I still have a lot to learn, from all Ulovane team and the other students. But today I say to myself that I can do it. Don’t doubt that you could do it too… And maybe come and join us?
Did you know: The first Arbor Day was in 1594 in Spain. Since then, it continues to expand all around the world. Today, many countries observe a holiday in which individuals and groups are encouraged to plant trees. The 1st of September 2018 was Arbor day in South Africa and I am sure most countries, this continues for a week or a month – here at Ulovane we are going all in for as long as possible. So go ahead, plant some trees or start your own veggie garden! But be careful, thanks to our Conservation management class we now know that afforestation can be a threat for plant biodiversity. If you would like participate in Arbor Day have a look at some information here Arbor Day Foundation or Greenpop and make sure you are planting an indigenous tree and not an alien species.
Ulovane Update: Marine Guides Week 1

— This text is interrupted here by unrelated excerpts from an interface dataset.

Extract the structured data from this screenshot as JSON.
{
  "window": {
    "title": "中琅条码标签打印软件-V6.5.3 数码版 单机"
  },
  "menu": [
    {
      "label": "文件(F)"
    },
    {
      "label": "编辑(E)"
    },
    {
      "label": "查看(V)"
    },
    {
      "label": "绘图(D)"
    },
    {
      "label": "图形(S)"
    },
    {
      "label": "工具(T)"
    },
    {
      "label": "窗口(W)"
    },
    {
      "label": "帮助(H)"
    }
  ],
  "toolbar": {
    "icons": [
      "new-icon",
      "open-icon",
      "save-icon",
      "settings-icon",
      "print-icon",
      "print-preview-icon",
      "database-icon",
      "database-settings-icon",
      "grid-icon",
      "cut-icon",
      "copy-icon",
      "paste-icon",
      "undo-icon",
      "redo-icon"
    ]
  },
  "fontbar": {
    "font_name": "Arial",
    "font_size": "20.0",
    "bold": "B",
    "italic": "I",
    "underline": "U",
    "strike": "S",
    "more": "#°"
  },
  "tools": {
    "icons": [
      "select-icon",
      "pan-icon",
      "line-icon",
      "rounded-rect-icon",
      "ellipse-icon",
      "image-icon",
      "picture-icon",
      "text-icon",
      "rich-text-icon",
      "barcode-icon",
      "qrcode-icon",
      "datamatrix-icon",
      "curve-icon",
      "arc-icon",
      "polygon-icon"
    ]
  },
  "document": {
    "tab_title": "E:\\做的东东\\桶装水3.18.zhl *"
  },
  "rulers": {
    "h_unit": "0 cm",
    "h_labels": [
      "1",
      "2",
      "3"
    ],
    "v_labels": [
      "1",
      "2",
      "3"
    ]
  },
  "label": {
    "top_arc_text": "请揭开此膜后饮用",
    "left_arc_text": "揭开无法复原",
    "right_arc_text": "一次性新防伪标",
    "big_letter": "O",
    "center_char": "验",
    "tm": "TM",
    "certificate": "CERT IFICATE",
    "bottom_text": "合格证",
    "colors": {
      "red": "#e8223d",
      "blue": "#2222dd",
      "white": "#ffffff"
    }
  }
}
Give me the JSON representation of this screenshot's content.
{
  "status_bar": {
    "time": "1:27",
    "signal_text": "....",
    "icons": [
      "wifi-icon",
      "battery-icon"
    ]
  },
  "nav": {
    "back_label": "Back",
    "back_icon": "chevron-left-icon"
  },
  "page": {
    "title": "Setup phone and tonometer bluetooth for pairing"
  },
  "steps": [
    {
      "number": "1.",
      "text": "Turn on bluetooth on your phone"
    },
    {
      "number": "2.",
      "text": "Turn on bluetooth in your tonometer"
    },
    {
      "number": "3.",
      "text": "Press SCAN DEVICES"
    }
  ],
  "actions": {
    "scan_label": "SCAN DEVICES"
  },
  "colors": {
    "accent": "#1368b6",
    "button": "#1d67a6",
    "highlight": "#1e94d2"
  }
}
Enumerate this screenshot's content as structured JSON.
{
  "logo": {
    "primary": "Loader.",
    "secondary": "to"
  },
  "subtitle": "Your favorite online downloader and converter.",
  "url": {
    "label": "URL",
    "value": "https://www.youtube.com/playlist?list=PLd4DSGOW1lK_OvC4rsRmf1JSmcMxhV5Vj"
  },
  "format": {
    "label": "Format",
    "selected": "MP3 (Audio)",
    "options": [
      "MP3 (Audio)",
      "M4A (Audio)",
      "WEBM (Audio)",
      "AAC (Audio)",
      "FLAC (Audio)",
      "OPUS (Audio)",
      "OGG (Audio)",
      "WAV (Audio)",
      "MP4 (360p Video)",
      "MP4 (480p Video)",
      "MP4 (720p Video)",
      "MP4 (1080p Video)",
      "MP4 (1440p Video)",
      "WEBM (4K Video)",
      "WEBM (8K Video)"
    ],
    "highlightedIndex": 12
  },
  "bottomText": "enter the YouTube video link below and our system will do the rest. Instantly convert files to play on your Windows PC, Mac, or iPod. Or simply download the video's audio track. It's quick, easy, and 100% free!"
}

Arriving back at Ulovane on Sunday after a short but much needed break, it’s safe to say all of us students were brimming with excitement to finally start the marine course considering for some it was the make or break decision with regards to why we applied at Ulovane as its one of the few training institutions that offer the marine guide course. Welcome to Terrence and Kristi who will be joining us on this adventure!!
Monday was filled with lectures around the table with a compulsory toasty indoor fire as a relief from the icy cold conditions outdoors. As from Tuesday, we headed out on the beginning of our five day adventure to Brenton on sea, Knysna with one of our awesome instructor’s, Koen. The days to follow were filled with breathtaking journeys and memories not to mention the immense amount of knowledge we have gained within five short days.
We started off our adventure the following day with a physically challenging hike along the Robberg Nature Reserve trail in Plettenberg bay. For some in which I mean myself, it was emotionally challenging too particularly if one has a fear of heights. The steep uphill’s and rocky downhills was all worth it when one got to experience the beauty of the ocean from a view of a few hundred meters. The highlight being the opportunity to swim amongst the wild yet curious Cape fur seals whom although boisterous make for the perfect swimming partners. We were soon treated to a much needed heartfelt, filling meal at a restaurant overlooking the now calm ocean as the sun blessed us with its final ray of warmth before it set out of sight.
The following day we set out with a challenge to collect the most delectable looking mussels along the sandy shores of Brenton on sea. After a brief period of exploring the diverse rocky pools we gathered our remaining energy for a lecture on coastal botany. With all the anticipation present we had attempted to put our master chef skills to test that evening and prepared a tasty seafood feast. The garlic butter sauce and potato salad were of quality standard however the same couldn’t be said for our delectable looking muscles which turned out to be a bit more sandy than scrumptious.
A magnificent yet draining three days had passed and finally we were granted the opportunity for a late sleep in and workbook wrap up which was later followed by a trip to Buffelsbaai for a hearty, traditional South African style braai along the coastline.
Our final day has approached and couldn’t be spent any better than with a short hike to High Point, Knysna overlooking the majestic ocean once more. Our stomachs now rumbling we made our way back relatively fast with the motivation of pizza in mind. In no time we were comfortably seated in the classy Blu restaurant patiently awaiting our desired meals.
Us students would like to thank Koen for all the spoils, splendid views and vast knowledge he has provided us with whilst on the trip.
“The ocean is a central image. It is the symbolism of a great journey”, Enya.
“The loss of a friend is like that of a limb; time may heal the anguish of the wound, but the loss cannot be repaired”, Robert Southey. In memory of our beloved friend Warren Hugo, we thank you for always putting a smile on our faces and happiness in our hearts. Warren was with us on our April Field Guide course and sadly passed away a couple of weeks ago. Our condolences to all of his family and friends.